Los ninis are young people (aged 12-29) that “ni trabaja, ni estudia” (neither work nor study). They have become the focus of much press attention in the past couple of years, often accompanied by the phrase “Mexico’s lost generation”.
This El Universal article cites Education Ministry (SEP) figures that there are more than 7 million ninis in Mexico, 20.9% of the total number in that age group in the country. Apparently, at present, only five states have any specific programs targeting ninis and trying to persuade some of them either to enter the workforce or resume their eduction. These five states are Chihuahua, Baja California, Tlaxcala, Guerrero and Hidalgo.

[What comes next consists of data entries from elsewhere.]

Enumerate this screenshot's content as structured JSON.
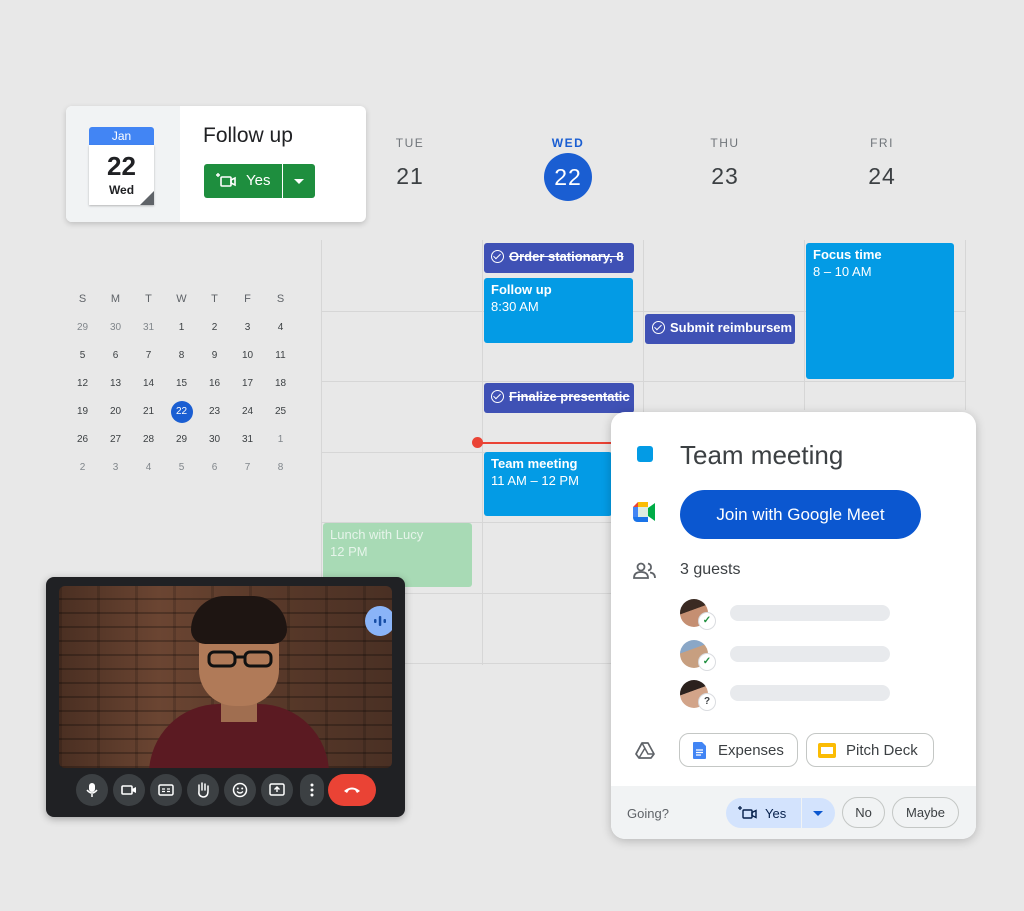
{
  "followup": {
    "cal_month": "Jan",
    "cal_day": "22",
    "cal_weekday": "Wed",
    "title": "Follow up",
    "yes_label": "Yes"
  },
  "days": [
    {
      "name": "TUE",
      "num": "21"
    },
    {
      "name": "WED",
      "num": "22"
    },
    {
      "name": "THU",
      "num": "23"
    },
    {
      "name": "FRI",
      "num": "24"
    }
  ],
  "mini_calendar": {
    "headers": [
      "S",
      "M",
      "T",
      "W",
      "T",
      "F",
      "S"
    ],
    "weeks": [
      [
        "29",
        "30",
        "31",
        "1",
        "2",
        "3",
        "4"
      ],
      [
        "5",
        "6",
        "7",
        "8",
        "9",
        "10",
        "11"
      ],
      [
        "12",
        "13",
        "14",
        "15",
        "16",
        "17",
        "18"
      ],
      [
        "19",
        "20",
        "21",
        "22",
        "23",
        "24",
        "25"
      ],
      [
        "26",
        "27",
        "28",
        "29",
        "30",
        "31",
        "1"
      ],
      [
        "2",
        "3",
        "4",
        "5",
        "6",
        "7",
        "8"
      ]
    ],
    "selected": "22"
  },
  "events": {
    "order_stationary": "Order stationary, 8",
    "followup_title": "Follow up",
    "followup_time": "8:30 AM",
    "submit_reimbursement": "Submit reimbursem",
    "focus_title": "Focus time",
    "focus_time": "8 – 10 AM",
    "finalize": "Finalize presentatic",
    "team_title": "Team meeting",
    "team_time": "11 AM – 12 PM",
    "lunch_title": "Lunch with Lucy",
    "lunch_time": "12 PM"
  },
  "detail": {
    "title": "Team meeting",
    "join_label": "Join with Google Meet",
    "guests_label": "3 guests",
    "guest_status": [
      "✓",
      "✓",
      "?"
    ],
    "attachments": [
      "Expenses",
      "Pitch Deck"
    ],
    "going_label": "Going?",
    "rsvp_yes": "Yes",
    "rsvp_no": "No",
    "rsvp_maybe": "Maybe"
  },
  "colors": {
    "event_blue": "#039be5",
    "task_indigo": "#3f51b5",
    "today_blue": "#1a5ed2",
    "meet_button": "#0b57d0",
    "end_call": "#ea4335"
  },
  "icons": {
    "video_call_controls": [
      "mic-icon",
      "camera-icon",
      "captions-icon",
      "raise-hand-icon",
      "emoji-icon",
      "present-icon",
      "more-icon",
      "end-call-icon"
    ]
  }
}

The two states with the highest proportion of ninis (over 25% of the age group) are Chiapas and Michoacán, neither of which has any specific program to help them. The states with the smallest proportion of ninis (about 15% of the age-group) are Colima, Quintana Roo and Yucatán.
It is widely held that, in the absence of help, many ninis will have few options other than to turn to antisocial and criminal behavior, connected to drug trafficking, drug gangs, petty crime and the sex trade.

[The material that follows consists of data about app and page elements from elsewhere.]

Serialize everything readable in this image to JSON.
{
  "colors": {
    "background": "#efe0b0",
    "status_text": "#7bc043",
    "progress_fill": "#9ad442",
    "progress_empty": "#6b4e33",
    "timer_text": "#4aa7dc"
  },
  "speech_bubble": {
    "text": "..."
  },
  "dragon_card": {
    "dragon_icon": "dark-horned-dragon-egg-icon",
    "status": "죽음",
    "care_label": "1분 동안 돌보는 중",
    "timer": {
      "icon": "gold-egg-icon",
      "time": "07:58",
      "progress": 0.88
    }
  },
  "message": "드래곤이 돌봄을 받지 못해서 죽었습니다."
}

The state programs that are trying to work with ninis are adopting a variety of strategies, from seeking funding to recruit some ninis into local police forces or offering three-years paid service in the military to providing a direct monetary incentive to continue their education or financial incentives to firms that employ ninis. For example, the state of Chihuahua has funded 2,000 jobs, at a salary of 112 pesos (slightly less than 10 dollars) a day, for such socially-responsible tasks as painting homes in marginal parts of Ciudad Juárez or cleaning parks and public spaces in Chihuahua city.
It is far too early to say whether these strategies will ultimately be successful. Finding an appropriate and productive role for Mexico’s millions of ninis is likely to remain one of society’s major challenges for decades to come.
Update (17 September 2011):
Mexico’s Secretariats of Education (SE) and of Labor and Social Prevision have issued a joint rebuttal of the previously published figure of 7 million ninis, which apparently originated in an OECD report, not from SE data as originally reported.
The rebuttal claims that 78% of these ninis are young married women, with children, who dedicate themselves to home-making. Up to 1 million young people are in this situation in the State of Mexico alone, the Secretariats claim. They emphasize that the figures reveal a gender inequality in access to educational and economic opportunities, linked to cultural patterns where many young women still see marriage and motherhood as their preferred or only option.
- NiNi: Mexico’s generation without prospects (Ottawa Citizen)
- 2010: Year of the Nini (The Americas Policy Program)
- Sólo cinco estados, con programas para “ninis” (El Universal)